▸ What you should do:
Examine the records and identify each line that includes the string "icon". Copy those lines.

▸ The data:
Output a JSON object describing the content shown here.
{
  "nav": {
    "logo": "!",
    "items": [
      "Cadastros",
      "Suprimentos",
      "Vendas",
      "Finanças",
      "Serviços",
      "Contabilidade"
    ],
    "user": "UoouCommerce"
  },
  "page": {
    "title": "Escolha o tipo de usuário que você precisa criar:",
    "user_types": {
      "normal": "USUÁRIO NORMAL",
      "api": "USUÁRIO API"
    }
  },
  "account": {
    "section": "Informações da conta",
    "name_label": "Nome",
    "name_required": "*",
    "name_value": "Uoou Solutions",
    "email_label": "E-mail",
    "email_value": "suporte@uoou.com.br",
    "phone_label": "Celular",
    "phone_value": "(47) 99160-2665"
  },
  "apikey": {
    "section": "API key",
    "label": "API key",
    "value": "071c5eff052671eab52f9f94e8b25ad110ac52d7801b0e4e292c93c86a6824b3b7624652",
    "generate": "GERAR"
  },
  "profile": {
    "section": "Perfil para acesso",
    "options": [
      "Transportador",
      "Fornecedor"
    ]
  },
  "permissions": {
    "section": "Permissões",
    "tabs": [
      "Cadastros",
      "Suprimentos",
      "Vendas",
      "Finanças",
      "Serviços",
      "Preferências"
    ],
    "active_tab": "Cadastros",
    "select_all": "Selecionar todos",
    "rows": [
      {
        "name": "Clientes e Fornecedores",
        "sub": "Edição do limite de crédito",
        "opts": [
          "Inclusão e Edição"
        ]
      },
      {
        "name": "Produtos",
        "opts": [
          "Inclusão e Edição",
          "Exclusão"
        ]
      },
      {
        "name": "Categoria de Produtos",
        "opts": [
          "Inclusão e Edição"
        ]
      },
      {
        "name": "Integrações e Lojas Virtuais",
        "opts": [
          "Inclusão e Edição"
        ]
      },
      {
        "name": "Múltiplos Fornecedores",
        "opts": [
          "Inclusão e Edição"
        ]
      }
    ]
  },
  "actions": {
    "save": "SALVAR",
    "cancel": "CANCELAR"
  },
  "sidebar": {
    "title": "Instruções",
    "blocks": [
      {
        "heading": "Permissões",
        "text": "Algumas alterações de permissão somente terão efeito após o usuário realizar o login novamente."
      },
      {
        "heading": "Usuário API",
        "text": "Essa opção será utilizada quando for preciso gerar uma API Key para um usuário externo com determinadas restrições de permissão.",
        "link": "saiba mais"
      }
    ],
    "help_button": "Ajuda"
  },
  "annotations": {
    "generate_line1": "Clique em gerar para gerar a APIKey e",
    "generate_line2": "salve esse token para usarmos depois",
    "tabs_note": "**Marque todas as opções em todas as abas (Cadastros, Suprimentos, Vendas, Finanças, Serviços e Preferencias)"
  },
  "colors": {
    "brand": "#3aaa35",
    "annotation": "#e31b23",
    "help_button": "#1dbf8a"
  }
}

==

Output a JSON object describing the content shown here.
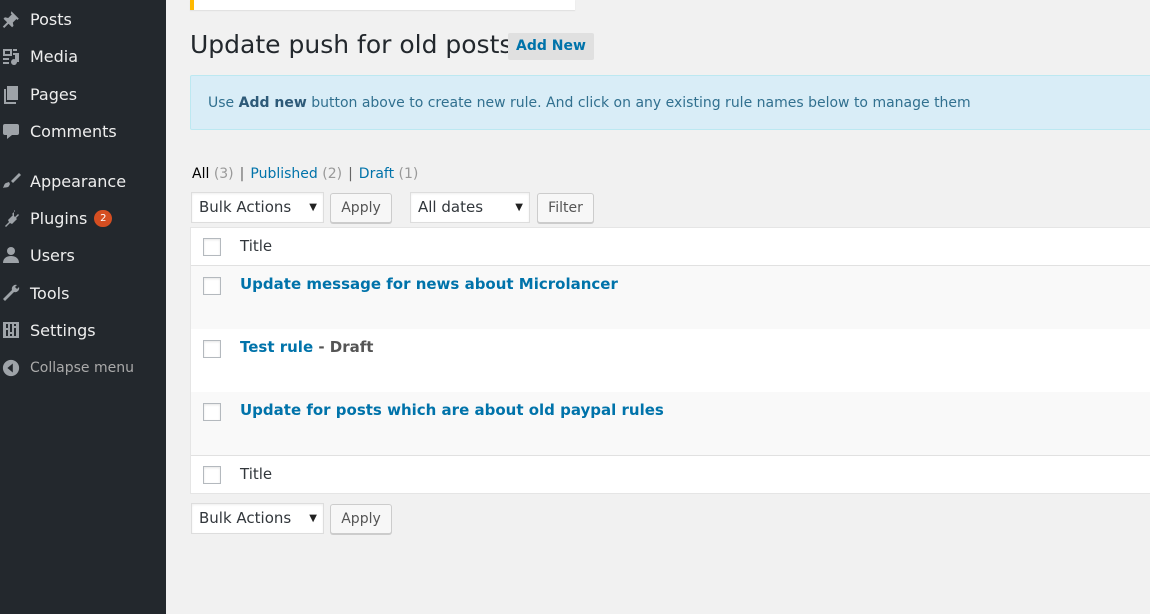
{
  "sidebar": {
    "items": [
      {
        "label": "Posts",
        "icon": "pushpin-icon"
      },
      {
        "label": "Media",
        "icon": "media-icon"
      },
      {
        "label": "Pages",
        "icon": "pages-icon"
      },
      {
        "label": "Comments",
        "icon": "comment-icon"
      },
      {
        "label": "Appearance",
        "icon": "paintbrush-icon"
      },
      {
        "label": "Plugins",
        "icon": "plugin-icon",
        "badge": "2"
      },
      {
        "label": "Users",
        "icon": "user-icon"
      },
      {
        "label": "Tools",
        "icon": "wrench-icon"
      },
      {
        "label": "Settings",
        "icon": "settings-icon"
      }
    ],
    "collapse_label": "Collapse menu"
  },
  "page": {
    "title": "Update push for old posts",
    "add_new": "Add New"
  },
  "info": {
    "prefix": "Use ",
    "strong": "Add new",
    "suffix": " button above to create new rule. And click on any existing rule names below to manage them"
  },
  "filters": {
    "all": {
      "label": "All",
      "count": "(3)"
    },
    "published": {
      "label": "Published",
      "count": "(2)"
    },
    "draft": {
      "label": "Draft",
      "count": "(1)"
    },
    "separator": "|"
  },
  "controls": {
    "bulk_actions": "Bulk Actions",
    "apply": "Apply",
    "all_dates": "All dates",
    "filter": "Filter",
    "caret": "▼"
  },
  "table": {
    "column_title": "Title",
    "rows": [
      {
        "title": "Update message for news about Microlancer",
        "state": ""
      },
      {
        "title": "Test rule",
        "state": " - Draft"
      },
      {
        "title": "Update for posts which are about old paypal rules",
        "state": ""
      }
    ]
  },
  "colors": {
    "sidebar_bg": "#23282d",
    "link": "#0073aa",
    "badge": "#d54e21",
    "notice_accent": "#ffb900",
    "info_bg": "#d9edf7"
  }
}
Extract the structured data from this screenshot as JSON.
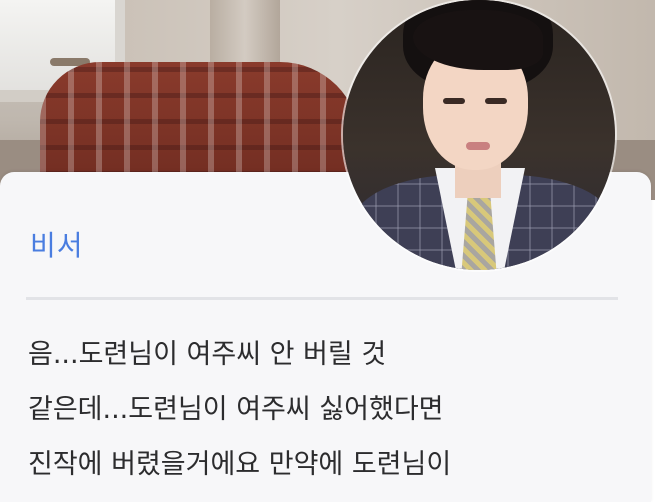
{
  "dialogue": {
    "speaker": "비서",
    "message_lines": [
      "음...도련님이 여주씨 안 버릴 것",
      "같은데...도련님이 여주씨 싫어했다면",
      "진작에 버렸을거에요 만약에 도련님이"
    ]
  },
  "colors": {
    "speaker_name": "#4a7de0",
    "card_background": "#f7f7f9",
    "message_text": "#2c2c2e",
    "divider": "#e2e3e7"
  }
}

▸ Response:
        "icon": "pushpin-icon"
        "icon": "media-icon"
        "icon": "pages-icon"
        "icon": "comment-icon"
        "icon": "paintbrush-icon"
        "icon": "plugin-icon",
        "icon": "user-icon"
        "icon": "wrench-icon"
        "icon": "settings-icon"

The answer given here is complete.